Harvey uses these experiences to choose Aardvark players, whom he selects based on their musical individualism and group fit. “It’s harder for us to perfect sectional stuff, but we have longevity going for us,” he says. “Guitarist Richard Nelson’s at University of Maine, Augusta, trombonist Bob Pilkington and bassist John Funkhouser are at Berklee, but most come from different walks of life.” While Aardvark is Harvey’s creative outlet, a “composer’s band” shaped by his vision, its collective identity has an ornery, distinctive sense of uncontrollability.
“The group mind is elastic, mysterious,” Harvey told Tom Hall on Improv365. “In any two-hour program, who knows what will happen? From day one’s Amen Chorus in 1973, I realized that the band was not wholly controllable. [I want to] respect mutual energy and engage it; conversations with old friends who pick up where you left off. [Saxophonist] Arni Cheatham or [tubist] Bill Lowe might start a riff, this or that player might jump in. Then, I have to figure out a way to shape it.”
Harvey’s spontaneous technique and flexology are evident in aleatory elements, hand signals and show cards, when he feels that a moment needs a certain color or long tone. “Some leaders would say, ‘Are you nuts?’” he says. “But it’s more fun when you don’t know where it’s going. It keeps it an adventure.”
Aardvark’s book of 300 pieces, half of which are Harvey’s own arrangements, includes commissions, music in honor of Mary Lou WiIliams and Duke Ellington, and a recent trove of transcriptions (like David Berger’s “Ellingtonia”). Most are big band charts, head arrangements, riffs and free forms that hark back to New Orleans collective improvisation.

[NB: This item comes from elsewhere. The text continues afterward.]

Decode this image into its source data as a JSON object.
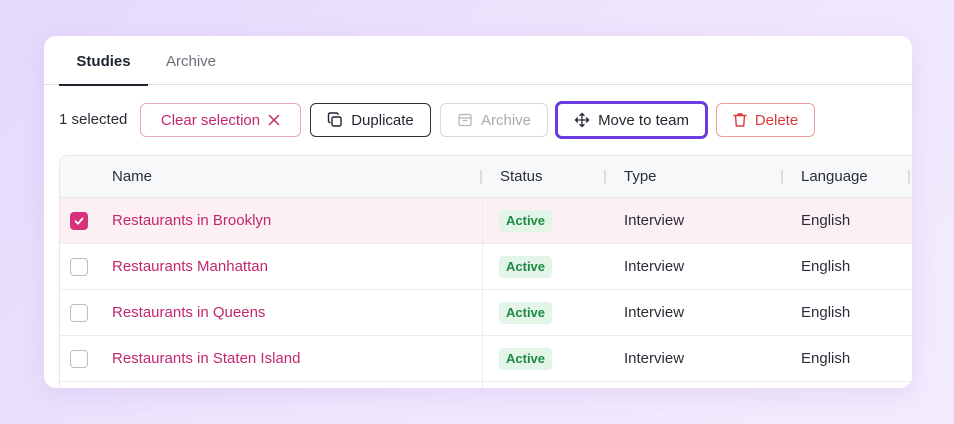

“I’m constantly writing and reintroducing stuff, like symphonies do,” Harvey says. “Some pieces are fully written, some are conceptual. Everyone’s on his toes for the spontaneous.”
Harvey likens his style to free-form composer-conductors Butch Morris and Walter Thompson. Aardvark’s discography now has six releases on Leo (“Feigen’s adventuresome and supports long works”), two on Vinny Golia’s Nine Winds and three on AardMuse. Among Aardvark’s notable guests number Sheila Jordan, Byard, Golia, Jimmy Giuffre, Raj Mehta and Paul Lovens.
Aardvark’s Jazztet offshoot, often a sextet, spins off for smaller venues and Sunday church services. Another longstanding tradition, the free spring concert at MIT’s space-age Kresge Auditorium is a place for Aardvark to premier large works on a big stage with extra rehearsal. The orchestra’s odyssey will continue in 2013 with the epic Boston JazzScape at Boston’s Museum of Fine Arts in March.